If you configure memcached to run as a Windows service, you (as of release 1.2.6) lose the ability to configure the sevice as you would via the command line. The size of the cache defaults to 64mb, and the port to 11211. Parameters supplied on the command line when using “-d start” are ignored.

Linq tip - returning polymorphic types from a query

I haven't posted since February, mainly because my time has been taken up with preparations for, and actually doing, the Mongol Rally 2008 - driving from London to Mongolia in a 1988 Fiat Panda. We completed it in 6 weeks 2 days, having travelled through 16 countries, 7 time zones, 3 rivers, 2 deserts, 1 blizzard, and 0 Starbucks.

While I'm getting back into the swing of things, I thought I'd share a little Linq tip with you. Quite often I have data in a database that has a 'type' column, indicating the type of data in another column. When I deserialize this from the database, I would like to change the type of object I am creating based on the value of this column, normally with a common base class.

The select statement in Linq allows us to put any expression we like in, as long as it conforms to the type rules of the context of the query. So, using the conditional assignment operator (?), we can return a collection of objects descended from a common type, like this:

abstract class Number { }
class EvenNumber : Number { }
class OddNumber : Number { }

IEnumerable<Number> GetNumbers()
 return from i in Enumerable.Range(1, 10)
   (i % 2 == 0) ? 
    (Number)new EvenNumber() : (Number)new OddNumber();

Note that you have to cast both sides of the expression to the base type you are returning. That is because the compiler isn't clever enough to work out that both sides of the expression are type equivalent when the return type is their superclass.

This method can be used in a database query as shown below.

IEnumberable<User> GetUsers()
 using (MyDatabaseContext ctx = new MyDatabaseContext())
  return from u in ctx.Users
    u.user_type == UserType.Admin ? 
      (User)new AdministratorUser() : 
      (User)new NormalUser();
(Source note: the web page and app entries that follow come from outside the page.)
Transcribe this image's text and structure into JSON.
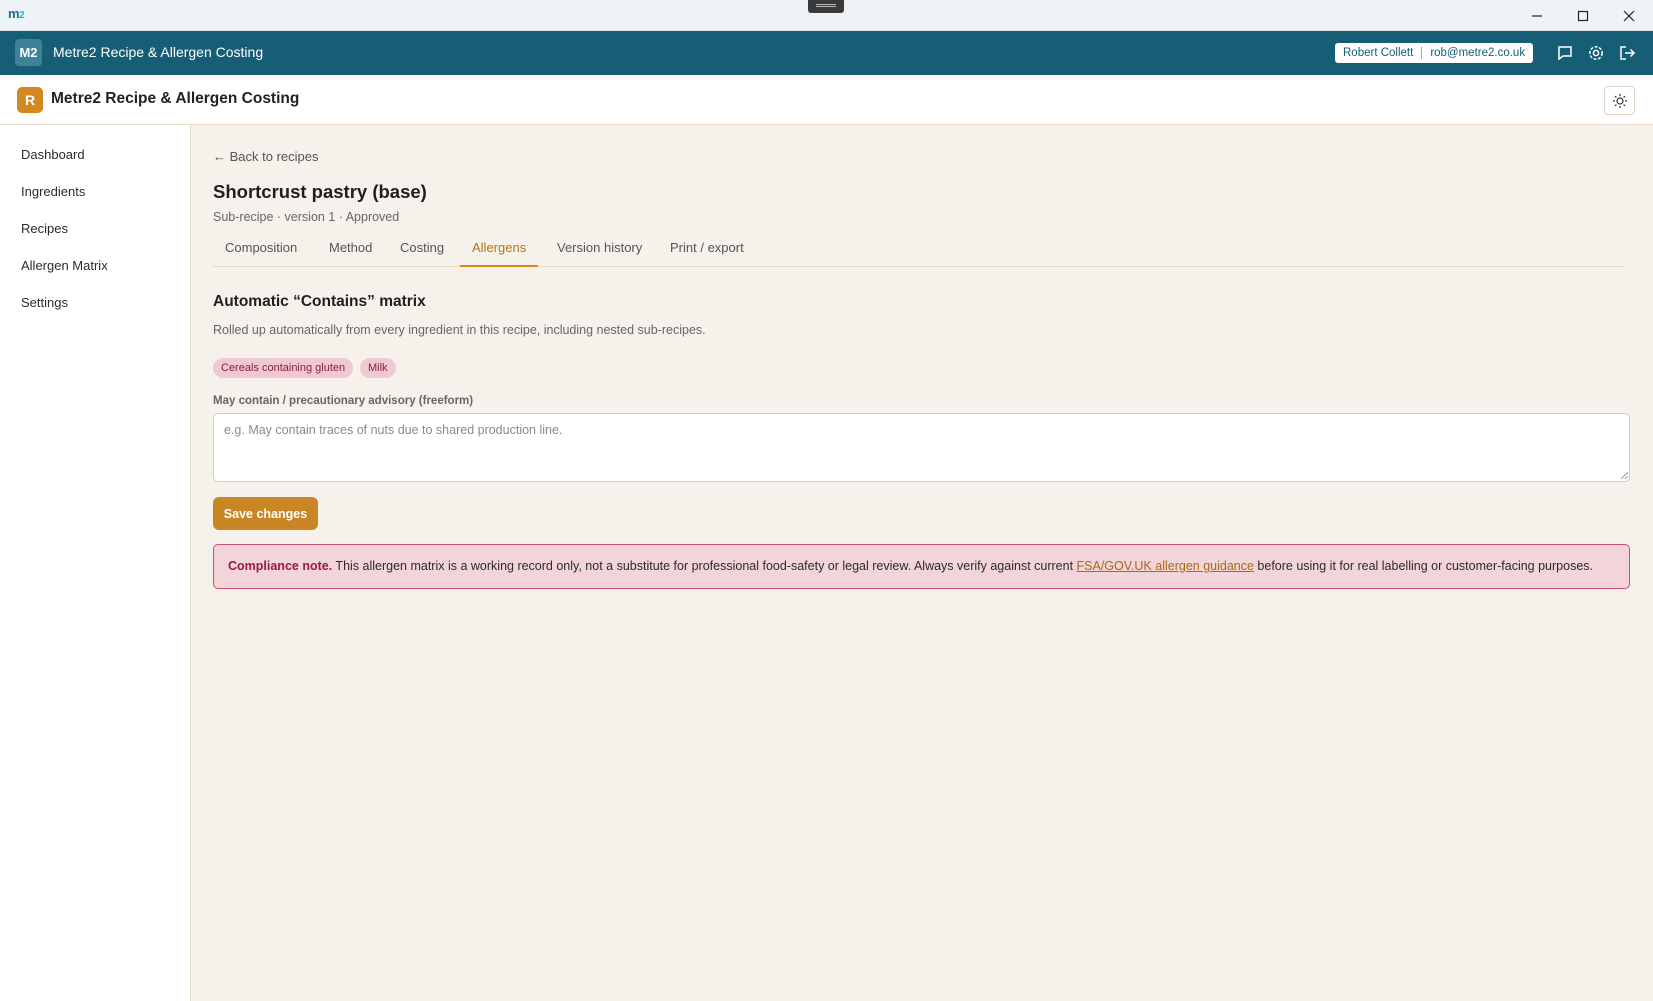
{
  "os": {
    "logo_main": "m",
    "logo_sub": "2"
  },
  "header": {
    "badge": "M2",
    "title": "Metre2 Recipe & Allergen Costing",
    "user_name": "Robert Collett",
    "user_email": "rob@metre2.co.uk"
  },
  "subheader": {
    "badge": "R",
    "title": "Metre2 Recipe & Allergen Costing"
  },
  "sidebar": {
    "items": [
      {
        "label": "Dashboard"
      },
      {
        "label": "Ingredients"
      },
      {
        "label": "Recipes"
      },
      {
        "label": "Allergen Matrix"
      },
      {
        "label": "Settings"
      }
    ]
  },
  "main": {
    "back_link": "← Back to recipes",
    "title": "Shortcrust pastry (base)",
    "subtitle": "Sub-recipe · version 1 · Approved",
    "tabs": [
      {
        "label": "Composition"
      },
      {
        "label": "Method"
      },
      {
        "label": "Costing"
      },
      {
        "label": "Allergens"
      },
      {
        "label": "Version history"
      },
      {
        "label": "Print / export"
      }
    ],
    "active_tab": "Allergens",
    "section_title": "Automatic “Contains” matrix",
    "section_desc": "Rolled up automatically from every ingredient in this recipe, including nested sub-recipes.",
    "allergens": [
      "Cereals containing gluten",
      "Milk"
    ],
    "advisory_label": "May contain / precautionary advisory (freeform)",
    "advisory_placeholder": "e.g. May contain traces of nuts due to shared production line.",
    "advisory_value": "",
    "save_label": "Save changes",
    "notice": {
      "strong": "Compliance note.",
      "text_before": " This allergen matrix is a working record only, not a substitute for professional food-safety or legal review. Always verify against current ",
      "link": "FSA/GOV.UK allergen guidance",
      "text_after": " before using it for real labelling or customer-facing purposes."
    }
  },
  "colors": {
    "header_bg": "#155e75",
    "accent": "#d4891f",
    "chip_bg": "#efc9d0",
    "chip_text": "#8b1f3d",
    "notice_border": "#c7506a",
    "page_bg": "#f6f1ea"
  }
}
It should be noted that this technique doesn't scale to more than 3 different types however - due to the spaghetti code created when nesting lots of ? expressions together. Maybe we should all petition Anders for a case-expression similar to SQL? :)